General English

General Science


  • noun a sudden rise


  • verb to go away suddenly


  • noun a programming command to end one set of instructions and direct the processor to another section of the program
  • verb to direct a CPU to another section of a program


  • noun an act of advancing quickly down the wicket
    Citation ‘The jump, or the run to drive, was not a stroke they remembered only when they found themselves tied up by a length bowler’ (James 1963)
  • verb to move quickly forward out of one’s ground, especially in order to make a drive; by going down the wicket, the batsman is able to convert a ball of full length into a half-volley
    Citation ‘Hopkins jumped at one from Rhodes and missed, but was back before Lilley … could get the bails off’ (Melbourne Argus 12 December 1903)
    Citation ‘The best method of meeting him is to be ever ready to jump out to drive anything the least over-pitched’ (Warner 1934)


  • A computer instruction that switches the CPU to another location in memory. Also called jump instruction, or branch (4).

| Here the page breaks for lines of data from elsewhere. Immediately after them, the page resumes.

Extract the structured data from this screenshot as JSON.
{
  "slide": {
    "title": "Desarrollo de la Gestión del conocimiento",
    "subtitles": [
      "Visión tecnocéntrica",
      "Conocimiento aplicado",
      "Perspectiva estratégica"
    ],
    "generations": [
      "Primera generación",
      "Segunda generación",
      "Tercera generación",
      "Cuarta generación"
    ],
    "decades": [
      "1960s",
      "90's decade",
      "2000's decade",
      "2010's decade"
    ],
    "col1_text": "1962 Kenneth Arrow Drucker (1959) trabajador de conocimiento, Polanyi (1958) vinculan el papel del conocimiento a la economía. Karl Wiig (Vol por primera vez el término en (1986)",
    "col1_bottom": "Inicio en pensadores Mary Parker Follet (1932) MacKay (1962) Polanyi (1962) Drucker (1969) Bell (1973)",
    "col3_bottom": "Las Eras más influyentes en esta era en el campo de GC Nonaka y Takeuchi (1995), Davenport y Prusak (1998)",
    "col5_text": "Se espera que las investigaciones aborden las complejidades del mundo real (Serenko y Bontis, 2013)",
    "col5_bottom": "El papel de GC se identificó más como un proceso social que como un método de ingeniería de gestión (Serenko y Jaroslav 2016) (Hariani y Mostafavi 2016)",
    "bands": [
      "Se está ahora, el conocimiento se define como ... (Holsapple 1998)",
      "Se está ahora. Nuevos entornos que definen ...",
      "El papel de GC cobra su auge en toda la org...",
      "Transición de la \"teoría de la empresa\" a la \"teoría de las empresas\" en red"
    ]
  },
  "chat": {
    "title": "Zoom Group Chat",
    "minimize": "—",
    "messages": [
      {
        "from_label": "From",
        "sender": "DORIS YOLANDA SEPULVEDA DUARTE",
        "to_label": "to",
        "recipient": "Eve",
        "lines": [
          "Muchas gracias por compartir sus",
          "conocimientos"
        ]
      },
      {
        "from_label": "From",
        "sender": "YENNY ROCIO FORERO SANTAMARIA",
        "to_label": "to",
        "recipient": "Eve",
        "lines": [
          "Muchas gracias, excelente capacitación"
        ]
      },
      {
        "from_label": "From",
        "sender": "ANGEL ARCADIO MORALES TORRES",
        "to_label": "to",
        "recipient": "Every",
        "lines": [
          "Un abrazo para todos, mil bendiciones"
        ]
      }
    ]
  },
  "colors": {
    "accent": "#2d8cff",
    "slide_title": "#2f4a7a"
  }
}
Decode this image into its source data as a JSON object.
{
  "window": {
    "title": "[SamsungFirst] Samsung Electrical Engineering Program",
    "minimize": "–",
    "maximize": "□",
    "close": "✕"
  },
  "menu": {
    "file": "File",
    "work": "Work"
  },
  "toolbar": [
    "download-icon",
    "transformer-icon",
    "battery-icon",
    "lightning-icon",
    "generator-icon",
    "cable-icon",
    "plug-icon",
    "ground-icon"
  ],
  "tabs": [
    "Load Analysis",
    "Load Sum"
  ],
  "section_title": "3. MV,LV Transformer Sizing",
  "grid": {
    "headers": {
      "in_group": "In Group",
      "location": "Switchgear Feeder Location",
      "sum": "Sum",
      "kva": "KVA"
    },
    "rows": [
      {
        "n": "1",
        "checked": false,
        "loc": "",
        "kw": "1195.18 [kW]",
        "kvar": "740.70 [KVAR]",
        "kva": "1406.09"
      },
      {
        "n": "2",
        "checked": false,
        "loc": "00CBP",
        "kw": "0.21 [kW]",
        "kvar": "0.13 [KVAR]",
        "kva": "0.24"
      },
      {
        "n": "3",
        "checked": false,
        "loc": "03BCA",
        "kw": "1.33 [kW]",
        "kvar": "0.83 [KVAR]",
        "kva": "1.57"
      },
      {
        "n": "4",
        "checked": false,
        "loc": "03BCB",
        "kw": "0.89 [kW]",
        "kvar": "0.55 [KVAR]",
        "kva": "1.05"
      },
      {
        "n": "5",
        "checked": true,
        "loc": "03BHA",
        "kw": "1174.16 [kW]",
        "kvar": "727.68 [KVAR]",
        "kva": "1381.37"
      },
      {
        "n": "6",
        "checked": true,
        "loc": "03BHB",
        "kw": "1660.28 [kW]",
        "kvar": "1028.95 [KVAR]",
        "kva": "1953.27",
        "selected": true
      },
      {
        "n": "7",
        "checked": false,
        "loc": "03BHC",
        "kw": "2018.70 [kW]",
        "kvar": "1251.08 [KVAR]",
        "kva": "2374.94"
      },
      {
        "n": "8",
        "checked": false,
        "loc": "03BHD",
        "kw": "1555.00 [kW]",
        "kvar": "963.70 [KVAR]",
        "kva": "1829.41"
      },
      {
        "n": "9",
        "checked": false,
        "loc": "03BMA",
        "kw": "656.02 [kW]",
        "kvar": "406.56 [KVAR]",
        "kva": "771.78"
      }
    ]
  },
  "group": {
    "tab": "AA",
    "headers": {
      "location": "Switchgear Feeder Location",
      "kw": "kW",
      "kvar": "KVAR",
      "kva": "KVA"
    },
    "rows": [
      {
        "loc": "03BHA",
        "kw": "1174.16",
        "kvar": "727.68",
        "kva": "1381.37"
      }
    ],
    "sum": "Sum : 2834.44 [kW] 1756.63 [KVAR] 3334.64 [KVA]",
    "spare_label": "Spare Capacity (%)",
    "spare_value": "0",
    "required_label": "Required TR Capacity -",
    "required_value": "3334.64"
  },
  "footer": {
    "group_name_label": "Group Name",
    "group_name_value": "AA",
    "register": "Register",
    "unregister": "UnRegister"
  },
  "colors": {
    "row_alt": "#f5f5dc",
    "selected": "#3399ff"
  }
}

  • verb to miss a page or a line or space when printing


  • noun an act of sexual intercourse. This old vulgarism has been revived since 2000, and was defined by one user (a London student) as ‘a comedy term for sex used to embarrass mates in innocent situations, i.e. “they’re going for a jump” when they are just going for a walk’.
  • verb to have sex with. This term implying male assertion, domination or assault has been in use in English since the 17th century. It is paralleled in many other languages (the french equivalent is sauter). The word is now often used by street-gang members, etc. to refer to indecent assault, influenced by the term’s colloquial meaning of to attack unexpectedly.

Origin & History of “jump”

Until the early modern English period, the words for ‘jump’ were leap and spring. then, apparently out of nowhere, the verb jump appeared. Its provenance has never been satisfactorily explained, and etymologists fall back on the notion that it may originally have been intended to suggest the sound of jumping feet hitting the ground (the similar-sounding bump and thump are used to support this theory). And certainly one of the earliest known instances of the word’s use connotes as much ‘making heavy contact’ as ‘rising’: ‘The said anchor held us from jumping and beating upon the said rock’, Sir Richard Guylforde, Pilgrimage to the holy Land 1511.

Jumper ‘sweater’ (19th c.), incidentally, appears to have no etymological connection with jump. It was probably derived from an earlier dialectal jump or jup, which denoted a short coat for men or a sort of woman’s underbodice. This in turn was borrowed from French juppe, a variant of jupe ‘skirt’, whose ultimate source was Arabic jubbah, the name of a sort of loose outer garment.